Task prompt — Only lines with the string "Risco" are wanted. Pull them out of the data.

Dataset entries
:::::

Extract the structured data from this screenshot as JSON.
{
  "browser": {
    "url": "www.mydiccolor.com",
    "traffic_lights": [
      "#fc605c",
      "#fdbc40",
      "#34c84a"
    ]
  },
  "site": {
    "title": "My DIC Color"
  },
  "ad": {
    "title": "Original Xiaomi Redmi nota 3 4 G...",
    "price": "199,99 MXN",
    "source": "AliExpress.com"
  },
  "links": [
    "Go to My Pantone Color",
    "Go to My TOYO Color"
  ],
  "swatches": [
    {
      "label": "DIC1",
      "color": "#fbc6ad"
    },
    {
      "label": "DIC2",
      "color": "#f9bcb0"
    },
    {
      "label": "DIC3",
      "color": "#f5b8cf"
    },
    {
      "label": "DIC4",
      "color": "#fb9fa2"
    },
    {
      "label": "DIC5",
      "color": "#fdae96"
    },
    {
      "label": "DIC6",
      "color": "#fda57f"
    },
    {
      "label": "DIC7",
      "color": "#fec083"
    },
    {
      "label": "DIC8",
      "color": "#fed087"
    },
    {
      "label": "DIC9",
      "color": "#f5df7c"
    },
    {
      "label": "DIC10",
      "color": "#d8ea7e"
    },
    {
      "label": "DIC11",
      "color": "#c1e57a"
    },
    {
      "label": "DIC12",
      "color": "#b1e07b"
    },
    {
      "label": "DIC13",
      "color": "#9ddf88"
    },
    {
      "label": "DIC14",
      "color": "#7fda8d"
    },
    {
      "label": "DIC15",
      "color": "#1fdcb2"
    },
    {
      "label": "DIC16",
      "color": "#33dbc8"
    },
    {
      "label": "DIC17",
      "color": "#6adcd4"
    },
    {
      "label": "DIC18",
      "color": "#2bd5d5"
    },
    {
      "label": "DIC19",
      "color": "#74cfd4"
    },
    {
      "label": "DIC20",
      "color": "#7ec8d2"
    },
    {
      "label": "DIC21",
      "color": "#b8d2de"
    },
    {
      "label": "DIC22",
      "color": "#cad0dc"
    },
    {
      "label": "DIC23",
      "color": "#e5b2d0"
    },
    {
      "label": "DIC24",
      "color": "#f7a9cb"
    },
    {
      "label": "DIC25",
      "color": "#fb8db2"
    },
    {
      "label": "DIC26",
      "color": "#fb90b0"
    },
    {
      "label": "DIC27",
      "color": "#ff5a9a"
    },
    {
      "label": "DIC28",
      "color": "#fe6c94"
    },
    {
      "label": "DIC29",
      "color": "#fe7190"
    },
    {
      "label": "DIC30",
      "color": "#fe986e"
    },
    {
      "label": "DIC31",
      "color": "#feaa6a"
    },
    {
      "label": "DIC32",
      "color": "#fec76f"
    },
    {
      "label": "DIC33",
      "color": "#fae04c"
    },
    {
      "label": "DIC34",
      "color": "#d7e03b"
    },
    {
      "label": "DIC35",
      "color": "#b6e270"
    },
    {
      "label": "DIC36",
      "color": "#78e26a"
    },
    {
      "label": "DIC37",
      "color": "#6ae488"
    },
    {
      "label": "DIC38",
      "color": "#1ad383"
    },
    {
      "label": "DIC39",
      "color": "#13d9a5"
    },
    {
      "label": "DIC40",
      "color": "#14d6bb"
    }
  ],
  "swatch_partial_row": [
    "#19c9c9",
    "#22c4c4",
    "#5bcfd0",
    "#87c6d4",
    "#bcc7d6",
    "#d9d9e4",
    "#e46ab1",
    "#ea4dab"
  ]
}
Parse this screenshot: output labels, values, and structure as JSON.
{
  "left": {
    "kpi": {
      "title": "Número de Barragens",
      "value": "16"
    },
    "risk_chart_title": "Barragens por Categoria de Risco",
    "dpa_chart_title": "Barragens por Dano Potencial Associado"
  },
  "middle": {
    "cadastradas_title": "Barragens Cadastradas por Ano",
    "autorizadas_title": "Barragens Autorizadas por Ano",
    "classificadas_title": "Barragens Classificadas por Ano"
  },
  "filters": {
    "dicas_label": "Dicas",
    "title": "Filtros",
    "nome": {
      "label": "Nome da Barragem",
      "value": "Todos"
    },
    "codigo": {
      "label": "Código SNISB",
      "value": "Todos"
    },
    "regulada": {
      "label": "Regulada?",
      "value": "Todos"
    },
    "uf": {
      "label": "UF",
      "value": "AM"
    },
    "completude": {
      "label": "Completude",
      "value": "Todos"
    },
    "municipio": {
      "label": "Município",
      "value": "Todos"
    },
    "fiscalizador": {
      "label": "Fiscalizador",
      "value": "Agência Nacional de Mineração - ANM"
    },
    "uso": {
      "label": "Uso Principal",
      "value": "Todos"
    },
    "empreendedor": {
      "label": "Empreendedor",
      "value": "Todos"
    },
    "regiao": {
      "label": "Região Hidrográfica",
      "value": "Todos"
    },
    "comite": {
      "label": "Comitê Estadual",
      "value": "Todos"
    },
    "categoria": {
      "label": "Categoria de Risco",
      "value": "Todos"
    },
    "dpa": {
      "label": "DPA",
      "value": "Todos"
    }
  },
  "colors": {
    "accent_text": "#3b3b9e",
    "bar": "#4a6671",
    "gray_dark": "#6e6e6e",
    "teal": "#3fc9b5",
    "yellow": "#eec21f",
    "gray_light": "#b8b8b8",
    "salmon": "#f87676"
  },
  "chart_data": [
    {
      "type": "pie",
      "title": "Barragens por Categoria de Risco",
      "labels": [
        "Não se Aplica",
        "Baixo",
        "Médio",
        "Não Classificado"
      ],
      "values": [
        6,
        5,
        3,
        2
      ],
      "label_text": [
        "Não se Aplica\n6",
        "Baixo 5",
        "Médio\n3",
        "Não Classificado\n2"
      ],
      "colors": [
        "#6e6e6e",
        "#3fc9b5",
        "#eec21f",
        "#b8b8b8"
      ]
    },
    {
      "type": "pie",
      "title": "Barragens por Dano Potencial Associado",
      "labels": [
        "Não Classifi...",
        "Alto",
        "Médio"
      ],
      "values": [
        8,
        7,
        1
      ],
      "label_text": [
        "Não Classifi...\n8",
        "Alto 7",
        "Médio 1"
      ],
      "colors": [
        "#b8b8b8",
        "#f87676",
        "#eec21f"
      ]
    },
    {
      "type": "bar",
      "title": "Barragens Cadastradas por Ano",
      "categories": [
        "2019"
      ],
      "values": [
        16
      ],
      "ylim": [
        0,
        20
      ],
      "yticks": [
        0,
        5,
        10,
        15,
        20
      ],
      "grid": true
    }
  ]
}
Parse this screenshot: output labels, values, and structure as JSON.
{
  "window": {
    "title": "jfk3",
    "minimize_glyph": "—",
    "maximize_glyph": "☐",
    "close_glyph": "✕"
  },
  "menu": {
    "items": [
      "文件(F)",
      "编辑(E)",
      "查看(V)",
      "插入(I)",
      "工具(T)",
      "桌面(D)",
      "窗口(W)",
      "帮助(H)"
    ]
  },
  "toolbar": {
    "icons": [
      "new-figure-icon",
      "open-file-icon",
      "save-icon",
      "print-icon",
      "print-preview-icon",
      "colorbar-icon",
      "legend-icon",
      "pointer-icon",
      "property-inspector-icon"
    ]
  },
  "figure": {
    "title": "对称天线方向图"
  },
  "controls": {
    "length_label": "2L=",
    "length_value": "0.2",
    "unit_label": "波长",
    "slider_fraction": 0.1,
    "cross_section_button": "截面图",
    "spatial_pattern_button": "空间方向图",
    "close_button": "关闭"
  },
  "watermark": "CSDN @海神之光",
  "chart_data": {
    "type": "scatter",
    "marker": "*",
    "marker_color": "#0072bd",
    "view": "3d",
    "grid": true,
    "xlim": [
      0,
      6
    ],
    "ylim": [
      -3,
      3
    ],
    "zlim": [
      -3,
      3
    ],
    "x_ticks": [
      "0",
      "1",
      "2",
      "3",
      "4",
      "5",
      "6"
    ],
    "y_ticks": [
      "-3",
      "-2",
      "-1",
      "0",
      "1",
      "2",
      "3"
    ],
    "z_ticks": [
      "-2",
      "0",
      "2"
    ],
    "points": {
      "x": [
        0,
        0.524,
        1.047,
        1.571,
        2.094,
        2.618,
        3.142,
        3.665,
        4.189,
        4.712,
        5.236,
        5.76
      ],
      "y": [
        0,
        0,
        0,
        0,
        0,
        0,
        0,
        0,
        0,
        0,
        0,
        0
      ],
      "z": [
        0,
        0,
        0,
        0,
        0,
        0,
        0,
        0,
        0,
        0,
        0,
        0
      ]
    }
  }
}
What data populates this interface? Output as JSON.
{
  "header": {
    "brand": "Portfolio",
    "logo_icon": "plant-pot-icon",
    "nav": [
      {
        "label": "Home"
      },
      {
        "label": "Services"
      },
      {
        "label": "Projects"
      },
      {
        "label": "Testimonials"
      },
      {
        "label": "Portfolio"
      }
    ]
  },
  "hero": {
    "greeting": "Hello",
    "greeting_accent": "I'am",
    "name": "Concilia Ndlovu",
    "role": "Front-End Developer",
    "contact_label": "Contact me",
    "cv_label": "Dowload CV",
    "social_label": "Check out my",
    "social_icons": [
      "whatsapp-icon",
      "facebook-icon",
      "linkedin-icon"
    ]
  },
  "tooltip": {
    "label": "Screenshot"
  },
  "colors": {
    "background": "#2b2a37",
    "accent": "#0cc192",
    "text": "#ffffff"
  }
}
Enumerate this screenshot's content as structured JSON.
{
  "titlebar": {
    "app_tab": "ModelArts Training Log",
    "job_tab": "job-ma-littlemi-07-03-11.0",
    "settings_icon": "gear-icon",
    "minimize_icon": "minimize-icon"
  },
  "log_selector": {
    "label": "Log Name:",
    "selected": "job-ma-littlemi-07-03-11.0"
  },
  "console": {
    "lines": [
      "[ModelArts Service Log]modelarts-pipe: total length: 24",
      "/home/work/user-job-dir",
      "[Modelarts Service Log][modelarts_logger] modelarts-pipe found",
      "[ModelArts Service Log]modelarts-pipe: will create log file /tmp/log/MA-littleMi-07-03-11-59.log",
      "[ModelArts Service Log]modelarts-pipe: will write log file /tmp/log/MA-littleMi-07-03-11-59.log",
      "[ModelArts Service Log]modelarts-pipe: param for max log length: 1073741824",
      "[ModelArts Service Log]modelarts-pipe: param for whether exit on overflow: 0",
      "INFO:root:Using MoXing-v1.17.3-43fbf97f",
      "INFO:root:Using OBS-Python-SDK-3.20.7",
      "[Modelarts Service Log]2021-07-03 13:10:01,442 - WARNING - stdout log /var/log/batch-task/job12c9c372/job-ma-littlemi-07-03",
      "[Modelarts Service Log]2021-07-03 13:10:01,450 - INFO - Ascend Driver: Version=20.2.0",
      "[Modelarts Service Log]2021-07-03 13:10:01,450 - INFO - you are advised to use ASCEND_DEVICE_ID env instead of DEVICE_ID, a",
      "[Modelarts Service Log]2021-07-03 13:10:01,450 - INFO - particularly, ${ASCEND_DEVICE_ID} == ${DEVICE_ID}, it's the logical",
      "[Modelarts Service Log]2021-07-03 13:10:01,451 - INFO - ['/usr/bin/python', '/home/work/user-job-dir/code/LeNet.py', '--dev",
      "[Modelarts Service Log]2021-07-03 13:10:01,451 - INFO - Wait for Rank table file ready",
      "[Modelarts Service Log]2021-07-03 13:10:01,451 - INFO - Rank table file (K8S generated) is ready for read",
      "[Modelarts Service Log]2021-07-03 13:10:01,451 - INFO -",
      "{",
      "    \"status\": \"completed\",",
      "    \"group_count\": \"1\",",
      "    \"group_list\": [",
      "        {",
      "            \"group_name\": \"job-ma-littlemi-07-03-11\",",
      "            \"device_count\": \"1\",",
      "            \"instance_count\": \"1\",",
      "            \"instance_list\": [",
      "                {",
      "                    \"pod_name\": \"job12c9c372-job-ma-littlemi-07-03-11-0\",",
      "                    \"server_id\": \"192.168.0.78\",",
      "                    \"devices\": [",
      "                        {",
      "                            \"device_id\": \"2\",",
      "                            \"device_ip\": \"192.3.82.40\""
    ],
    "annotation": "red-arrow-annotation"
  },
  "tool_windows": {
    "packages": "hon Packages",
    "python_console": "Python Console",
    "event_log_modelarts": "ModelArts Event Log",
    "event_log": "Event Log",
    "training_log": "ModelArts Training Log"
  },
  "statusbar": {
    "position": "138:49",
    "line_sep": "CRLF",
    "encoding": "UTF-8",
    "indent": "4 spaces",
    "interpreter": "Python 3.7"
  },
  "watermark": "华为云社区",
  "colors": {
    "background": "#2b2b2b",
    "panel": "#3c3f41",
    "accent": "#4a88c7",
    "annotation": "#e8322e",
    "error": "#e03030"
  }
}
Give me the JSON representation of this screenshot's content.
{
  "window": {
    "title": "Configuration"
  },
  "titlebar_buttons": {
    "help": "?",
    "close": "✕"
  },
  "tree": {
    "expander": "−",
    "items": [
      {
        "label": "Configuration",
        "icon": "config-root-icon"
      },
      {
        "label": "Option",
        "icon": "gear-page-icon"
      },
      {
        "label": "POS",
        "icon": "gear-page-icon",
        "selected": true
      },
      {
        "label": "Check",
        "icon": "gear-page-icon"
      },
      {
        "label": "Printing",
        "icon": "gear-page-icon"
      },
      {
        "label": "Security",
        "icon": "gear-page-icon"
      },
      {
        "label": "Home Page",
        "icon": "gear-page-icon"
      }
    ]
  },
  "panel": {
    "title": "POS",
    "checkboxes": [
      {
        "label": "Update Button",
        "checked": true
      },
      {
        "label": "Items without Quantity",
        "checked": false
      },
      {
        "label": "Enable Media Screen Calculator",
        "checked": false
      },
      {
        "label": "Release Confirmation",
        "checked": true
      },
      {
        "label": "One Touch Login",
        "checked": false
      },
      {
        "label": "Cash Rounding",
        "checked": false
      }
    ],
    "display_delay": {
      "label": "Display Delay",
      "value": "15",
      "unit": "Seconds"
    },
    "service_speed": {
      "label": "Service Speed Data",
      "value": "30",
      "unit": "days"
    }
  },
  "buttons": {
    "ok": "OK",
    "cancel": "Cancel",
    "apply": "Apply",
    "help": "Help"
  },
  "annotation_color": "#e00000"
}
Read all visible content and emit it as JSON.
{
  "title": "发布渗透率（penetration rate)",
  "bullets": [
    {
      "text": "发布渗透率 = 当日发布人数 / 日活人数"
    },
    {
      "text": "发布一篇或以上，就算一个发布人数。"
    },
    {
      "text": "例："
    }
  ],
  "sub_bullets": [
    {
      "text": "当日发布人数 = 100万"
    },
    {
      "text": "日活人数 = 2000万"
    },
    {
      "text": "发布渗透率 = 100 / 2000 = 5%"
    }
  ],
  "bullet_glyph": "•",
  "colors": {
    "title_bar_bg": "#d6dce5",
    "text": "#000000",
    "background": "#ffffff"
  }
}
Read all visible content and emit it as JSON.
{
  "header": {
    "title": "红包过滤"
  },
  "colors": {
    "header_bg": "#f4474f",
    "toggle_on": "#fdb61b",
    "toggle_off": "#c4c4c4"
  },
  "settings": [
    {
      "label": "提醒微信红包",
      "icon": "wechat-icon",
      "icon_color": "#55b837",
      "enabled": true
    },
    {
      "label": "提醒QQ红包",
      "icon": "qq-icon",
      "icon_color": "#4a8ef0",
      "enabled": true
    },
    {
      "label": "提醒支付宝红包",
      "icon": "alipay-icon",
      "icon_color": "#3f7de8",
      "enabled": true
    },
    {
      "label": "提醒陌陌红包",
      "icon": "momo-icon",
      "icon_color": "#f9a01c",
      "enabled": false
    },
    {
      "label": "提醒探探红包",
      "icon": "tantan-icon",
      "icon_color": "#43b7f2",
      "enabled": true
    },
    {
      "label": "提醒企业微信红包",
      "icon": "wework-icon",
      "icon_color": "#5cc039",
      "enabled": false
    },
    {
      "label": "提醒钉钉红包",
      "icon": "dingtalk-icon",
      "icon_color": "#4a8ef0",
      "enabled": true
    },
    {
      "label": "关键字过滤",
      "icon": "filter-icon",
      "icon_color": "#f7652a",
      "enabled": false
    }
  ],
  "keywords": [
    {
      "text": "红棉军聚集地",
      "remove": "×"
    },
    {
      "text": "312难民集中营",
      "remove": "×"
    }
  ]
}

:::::

Written response —
    "risk_chart_title": "Barragens por Categoria de Risco",
      "label": "Categoria de Risco",
      "title": "Barragens por Categoria de Risco",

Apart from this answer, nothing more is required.